The stories of the community gardeners in Brighton and Hove, reminded me of Peter Mutunga’s efforts in Kibera, Nairobi. When we first met in 2014, Peter told me he was growing spinach in sacks in front of his shack, because the ground was bad and also that by growing his own spinach he didn’t have to buy it from his neighbour which meant he could put the money in the savings books of one of his children to get a house.
In the places and the spaces where I walk and work, infrastructure for water, energy, food, waste, as well as, land, are highly political, politicised and contested goods, services, entitlements and rights. They may necessarily benefit from a more critical and social-political understanding and framing and perhaps even a more pragmatic consideration from urban nexus thinking.
Access in these places is hardly ever just or equal. Safe drinking water may come on the back of a truck, wrapped in the half-a-litre of plastic, and water for cooking and washing comes from the salted well which the municipality deems unfit but still does nothing about.
Waste is an everyday poison and gift. It can drain my resources and time, leave me vulnerable at night and at the same time provide the livelihood that feeds and clothes my children.
Electricity where and if it does come, is the often celebrated pre-paid metering system, which relies on a historic mega-grid. Slum dwellers have to buy at the premium rate because they can only afford 10-20 units at a time. Middle class residents can afford higher unit quantities at a lower cost per unit. Yet unlike their middle class counterparts, slum families utilise a smorgasbord of energy options, whether safe or unsafe, for cooking, lighting and even charging their cellphones.
I believe this is fertile ground for socio-technologists to re-think, remake and re-invent together with these communities the possibilities for just and equitable locally specific and adaptive technologies for the provision of these services and goods.
My friend and colleague Sizwe Mxobo, who is very much an activist, recently asked a World Bank representative what is wrong with our cities in Africa and how can we build better cities in Africa? Sizwe argues that African cities, where rich and poor live side by side have the potential to blaze some new trails in urban planning and design.
I am not trying to romanticise slums, slum dwellers and African cities. As evictions rage across slums in Nigeria, Sierra Leone, Togo and Ghana at the moment, I pause to wonder how we can imagine a place for slums in the urban nexus discussion when our own governments are still on a linear drive for modernity and the modern and do not accept slums as part of the contemporary urban context and fabric and its production.
It took me a long time and much walking and sitting down to understand the SDI federations’ argument that their process is social and political, that their politics, if anything, strives to be relational rather than only about power.

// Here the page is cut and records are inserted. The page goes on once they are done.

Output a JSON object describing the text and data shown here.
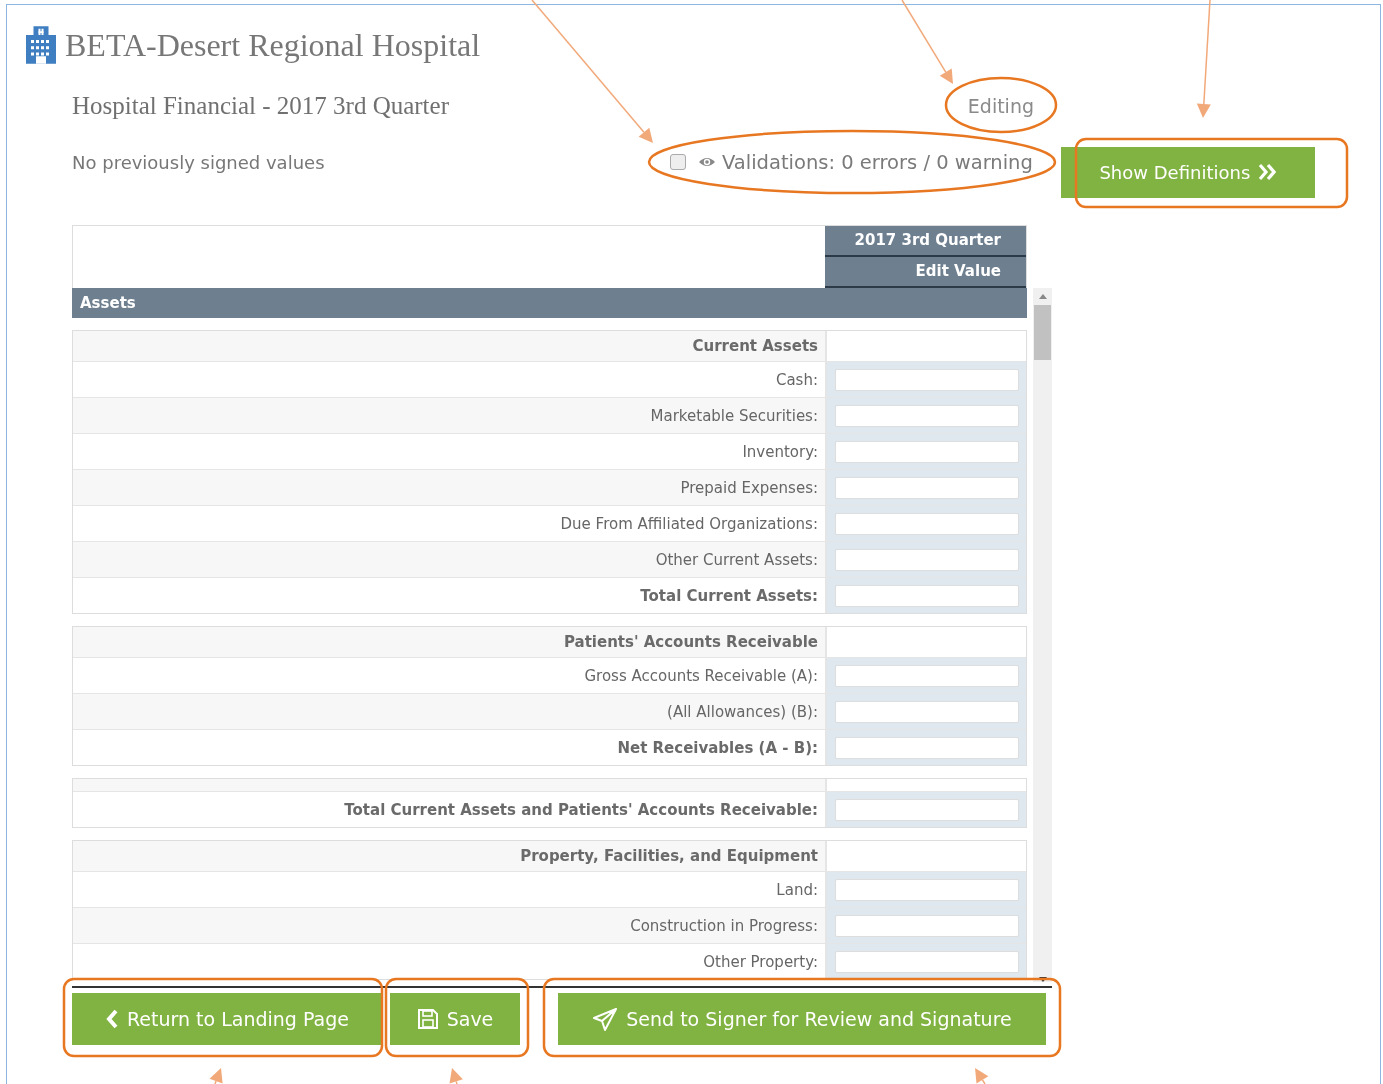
{
  "hospital": {
    "name": "BETA-Desert Regional Hospital"
  },
  "report": {
    "title": "Hospital Financial - 2017 3rd Quarter",
    "status": "Editing"
  },
  "signed_note": "No previously signed values",
  "validations": {
    "checked": false,
    "text": "Validations: 0 errors / 0 warning"
  },
  "show_definitions": "Show Definitions",
  "table": {
    "columns": [
      "2017 3rd Quarter",
      "Edit Value"
    ],
    "section": "Assets",
    "groups": [
      {
        "heading": "Current Assets",
        "rows": [
          {
            "label": "Cash:",
            "bold": false
          },
          {
            "label": "Marketable Securities:",
            "bold": false
          },
          {
            "label": "Inventory:",
            "bold": false
          },
          {
            "label": "Prepaid Expenses:",
            "bold": false
          },
          {
            "label": "Due From Affiliated Organizations:",
            "bold": false
          },
          {
            "label": "Other Current Assets:",
            "bold": false
          },
          {
            "label": "Total Current Assets:",
            "bold": true
          }
        ]
      },
      {
        "heading": "Patients' Accounts Receivable",
        "rows": [
          {
            "label": "Gross Accounts Receivable (A):",
            "bold": false
          },
          {
            "label": "(All Allowances) (B):",
            "bold": false
          },
          {
            "label": "Net Receivables (A - B):",
            "bold": true
          }
        ]
      },
      {
        "rows": [
          {
            "label": "Total Current Assets and Patients' Accounts Receivable:",
            "bold": true
          }
        ]
      },
      {
        "heading": "Property, Facilities, and Equipment",
        "rows": [
          {
            "label": "Land:",
            "bold": false
          },
          {
            "label": "Construction in Progress:",
            "bold": false
          },
          {
            "label": "Other Property:",
            "bold": false
          }
        ]
      }
    ]
  },
  "buttons": [
    {
      "label": "Return to Landing Page"
    },
    {
      "label": "Save"
    },
    {
      "label": "Send to Signer for Review and Signature"
    }
  ]
}
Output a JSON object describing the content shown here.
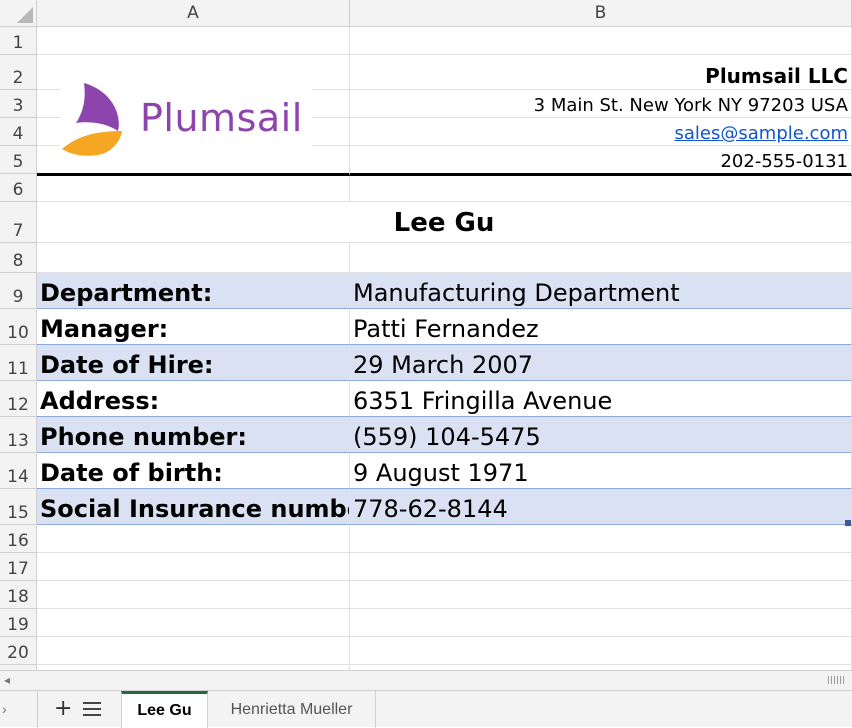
{
  "columns": [
    "A",
    "B"
  ],
  "rows": [
    "1",
    "2",
    "3",
    "4",
    "5",
    "6",
    "7",
    "8",
    "9",
    "10",
    "11",
    "12",
    "13",
    "14",
    "15",
    "16",
    "17",
    "18",
    "19",
    "20"
  ],
  "logo": {
    "text": "Plumsail"
  },
  "company": {
    "name": "Plumsail LLC",
    "address": "3 Main St. New York NY 97203 USA",
    "email": "sales@sample.com",
    "phone": "202-555-0131"
  },
  "employee_name": "Lee Gu",
  "fields": [
    {
      "label": "Department:",
      "value": "Manufacturing Department"
    },
    {
      "label": "Manager:",
      "value": "Patti Fernandez"
    },
    {
      "label": "Date of Hire:",
      "value": "29 March 2007"
    },
    {
      "label": "Address:",
      "value": "6351 Fringilla Avenue"
    },
    {
      "label": "Phone number:",
      "value": "(559) 104-5475"
    },
    {
      "label": "Date of birth:",
      "value": "9 August 1971"
    },
    {
      "label": "Social Insurance number:",
      "value": "778-62-8144"
    }
  ],
  "sheets": [
    {
      "label": "Lee Gu",
      "active": true
    },
    {
      "label": "Henrietta Mueller",
      "active": false
    }
  ],
  "colors": {
    "accent_tab": "#1e6b41",
    "row_band": "#d9e1f2",
    "logo_purple": "#8e44ad",
    "logo_orange": "#f5a623",
    "link": "#1155cc"
  }
}
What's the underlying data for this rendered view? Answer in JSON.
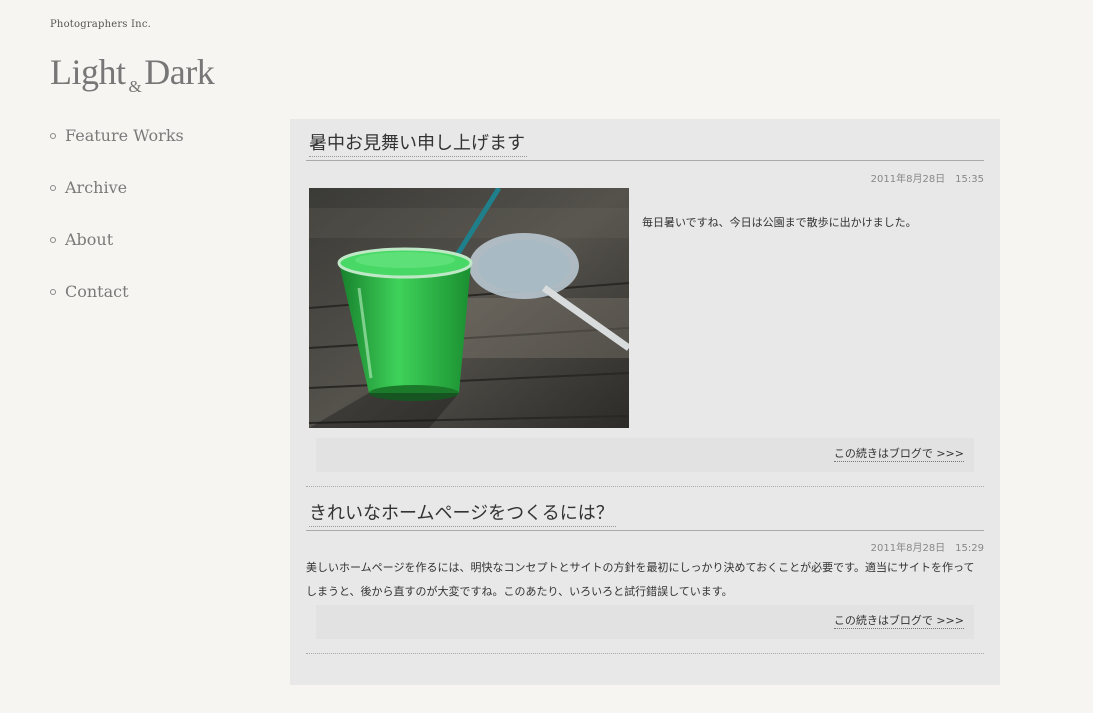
{
  "site": {
    "company": "Photographers Inc.",
    "logo_part1": "Light",
    "logo_amp": "&",
    "logo_part2": "Dark"
  },
  "nav": {
    "items": [
      {
        "label": "Feature Works"
      },
      {
        "label": "Archive"
      },
      {
        "label": "About"
      },
      {
        "label": "Contact"
      }
    ]
  },
  "posts": [
    {
      "title": "暑中お見舞い申し上げます",
      "date": "2011年8月28日　15:35",
      "body": "毎日暑いですね、今日は公園まで散歩に出かけました。",
      "more": "この続きはブログで >>>",
      "photo_icon": "green-soda-photo"
    },
    {
      "title": "きれいなホームページをつくるには？",
      "date": "2011年8月28日　15:29",
      "body": "美しいホームページを作るには、明快なコンセプトとサイトの方針を最初にしっかり決めておくことが必要です。適当にサイトを作ってしまうと、後から直すのが大変ですね。このあたり、いろいろと試行錯誤しています。",
      "more": "この続きはブログで >>>"
    }
  ],
  "colors": {
    "page_bg": "#f7f5f2",
    "content_bg": "#e8e8e8",
    "soda_green": "#2fc24a"
  }
}
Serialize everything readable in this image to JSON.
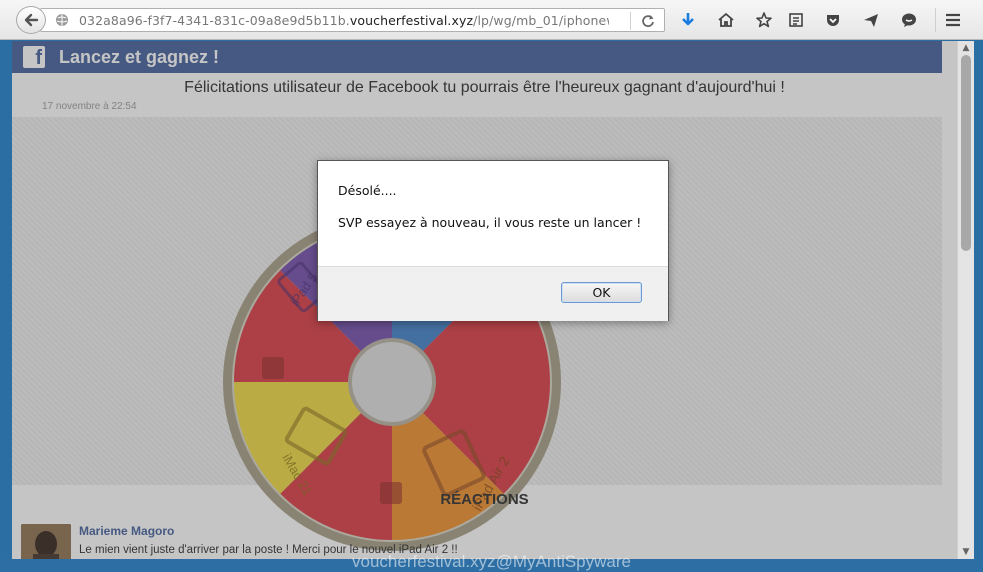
{
  "browser": {
    "url_prefix": "032a8a96-f3f7-4341-831c-09a8e9d5b11b.",
    "url_host": "voucherfestival.xyz",
    "url_path": "/lp/wg/mb_01/iphonew"
  },
  "page": {
    "header_title": "Lancez et gagnez !",
    "headline": "Félicitations utilisateur de Facebook tu pourrais être l'heureux gagnant d'aujourd'hui !",
    "date": "17 novembre à 22:54",
    "wheel_labels": [
      "iPad 5",
      "iPad Air 2",
      "iMac 21"
    ],
    "reactions_title": "RÉACTIONS",
    "comment": {
      "author": "Marieme Magoro",
      "text": "Le mien vient juste d'arriver par la poste ! Merci pour le nouvel iPad Air 2 !!"
    }
  },
  "dialog": {
    "title": "Désolé....",
    "message": "SVP essayez à nouveau, il vous reste un lancer !",
    "ok_label": "OK"
  },
  "watermark": "voucherfestival.xyz@MyAntiSpyware",
  "colors": {
    "facebook_blue": "#3b5998",
    "wheel_red": "#d9343c",
    "wheel_yellow": "#f0d83a",
    "wheel_orange": "#f08a24",
    "wheel_purple": "#6e46a8",
    "wheel_blue": "#3a7bc8"
  }
}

I ask that, as we discuss nexuses of the urban and the framings that may emerge, that we remain aware of who is being included and excluded from these discussions and that we remain historically specific and contextually aware and considerate in our proposals.
Image: with thanks to Meena Kadri on flickr.